Aerial photographs are also incredibly useful for cartography, surveying, and for real estate marketing. The applications increase when you change the camera you are shooting with. A near IR camera can be used for agriculture by pinpointing healthy and unhealthy plant growth. And with a thermal imaging camera you can spot problem areas in homes and warehouses that have holes in their insulation. Aerial videography can introduce even more exciting applications. Can you imagine watching your outdoor wedding from 80 feet up in full HD video?

Brad, 23, is a native of Madison, Wisconsin, USA and obtained his degree with a major in GIS (Geographic Information Systems) and Cartography. He currently works at Nae Hwang Elementary in Ulsan.  Although his contract is up in August, Brad says this about his imminent future:

I have chosen not to renew my contract, I am really happy with my school but I would like to pursue this full time for a while. I’m not in a rush to return to the USA, so I will go wherever kite aerial photography takes me. There is an interesting photo book consisting purely of overhead DSLR images of India, I would like to try something like this in Oceania or Latin America. I think the Middle East won’t react as positively to an American taking aerial photos due to the use of military drones in the area.
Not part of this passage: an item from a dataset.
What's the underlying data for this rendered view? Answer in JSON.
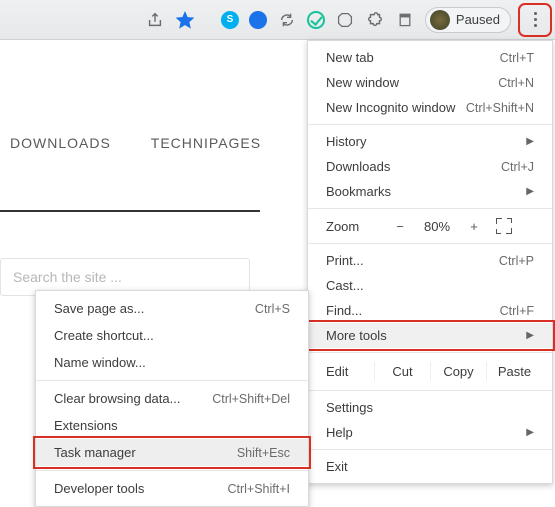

So far no end-of-the-contract flights have been purchased yet, we’ll see where I end up.

Since Brad isn’t sure where he’ll go next, we’ll have to just satisfy ourselves knowing that his future is “all up in the air.” (I waited all the way to the end to slip that pun in) We hope to see more of Brad’s work. Keep your eye on the skies around Ulsan and you might see him and his kite yourself.  You can reach brad at